Mix the cultured water and flour thoroughly and leave for 30 minutes, then add 25g fine salt (pure dried vacuum salt is good quality and doesn’t contain the anti-caking agents that normal table salt has) and 50g tepid water. Mix the salt and water into the dough until it is homogenous.

Every 30 minutes for 2 hours, imagine the bowl of dough split into quarters. Reach your hand underneath one corner of the dough and lift it – not too high or the dough will tear. Flop the corner onto the rest of the dough and repeat for the other corners. You should find this gets easier after each 30 minute interval as more gluten is developed. You should place a damp towel over the dough after each stretching session to keep it from drying out.

After those 2 hours are over, leave it alone for another 2 hours with the towel on top. On a warm day, this might change to 1 1/2 hours, on a cold day you might be waiting 5 or 6. The way to tell is that the dough has visibly risen (not necessarily by half) and that there are bubbles forming underneath the surface of the dough.

At the point, empty the dough onto a large and un-floured surface. If it comes away fairly cleanly, it’s a good indicator that it was ready to come out. If it struggles to come away after 30 seconds of the bowl being turned over, it probably needed longer.

Sprinkle the flour you used for the dough over the top, but not excessively – probably about 20g worth – and spread it over the surface. Use your dough scraper to form a ball with the dough – push the scraper underneath one side of the dough and, holding at about a 45 degree angle, push into the dough so that it rides up and folds itself underneath. Do this repeatedly around the dough and you should end up with a ball shape – resist the temptation to keep adding flour to make it easier as this will result in a more dense loaf.

Leave this ball, covered in a damp cloth, for 30 minutes.

Repeat the previous action to make a ball again – if making an oblong, it’s fairly easy to shape it that way instead. Sprinkle the top with brown rice flour and also flour the banneton your using. You can be quite liberal with the flour as it brushes away after cooking. The newer the banneton, the less of a coating it has of the previously used flour, so don’t be afraid of using plenty of flour. (NB never wash a banneton)

Use the dough scraper to flip the bread upside down into the banneton. Flour the dough which is still exposed and place into the fridge with a damp cloth on top. Leave overnight.

The morning you will bake, take the dough from the fridge to warm up for 1 hour before baking. In this time, place the cloche into a cold oven and turn to 230C – leave the full hour to heat the cloche fully. The same goes if you’re using a baking stone.

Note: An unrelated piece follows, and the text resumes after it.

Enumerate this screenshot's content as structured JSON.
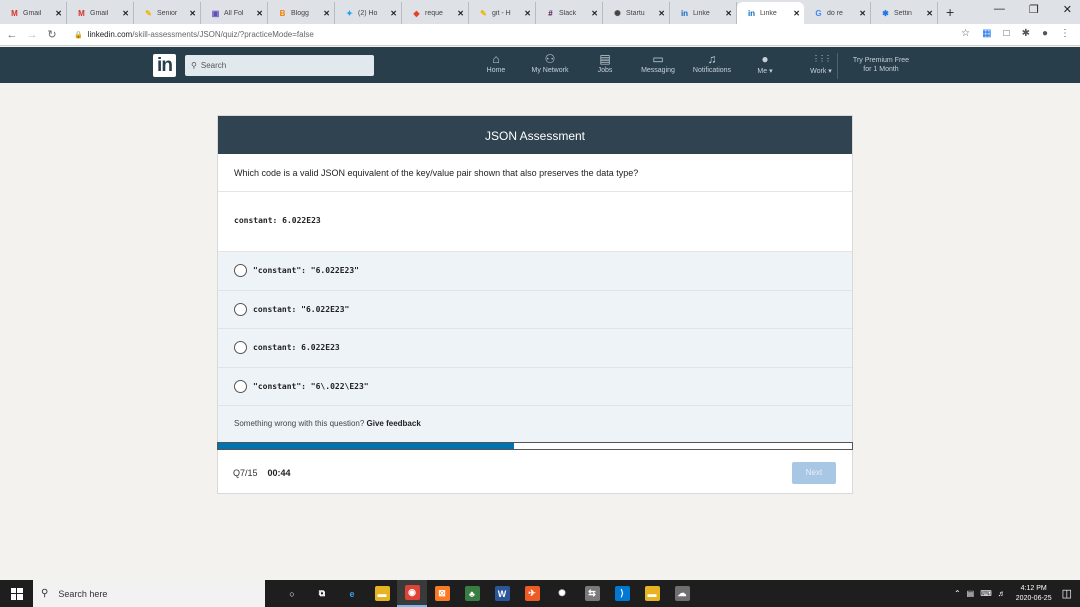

After the hour is up, remove the cloche carefully. Remove the lid of the cloche, invert the dough onto the base of the cloche and take away the banneton. Use a lame or serrated knife to make an incision along the length of the dough – leaving about 1 inch either side of the length.

Replace the lid and put the cloche into the oven for 30 minutes. At this point you can remove the lid and bake for another 15 minutes. If all has gone well, the bread would have risen and be a beautiful burnished brown with a hard crust. Leave on the base of the cloche until both have cooled.

If you’re using a baking sheet, make sure you have sprinkled the brown rice flour on it before inverting the dough onto it or it will stick- this is not a problem with the cloche or stone sheet. Also, place a tray of water underneath the baking sheet to create steam for the dough to rise – do not do this if using a stone/ceramic baking sheet at the steam isn’t good for it.

Happy baking! I can’t wait to see your results!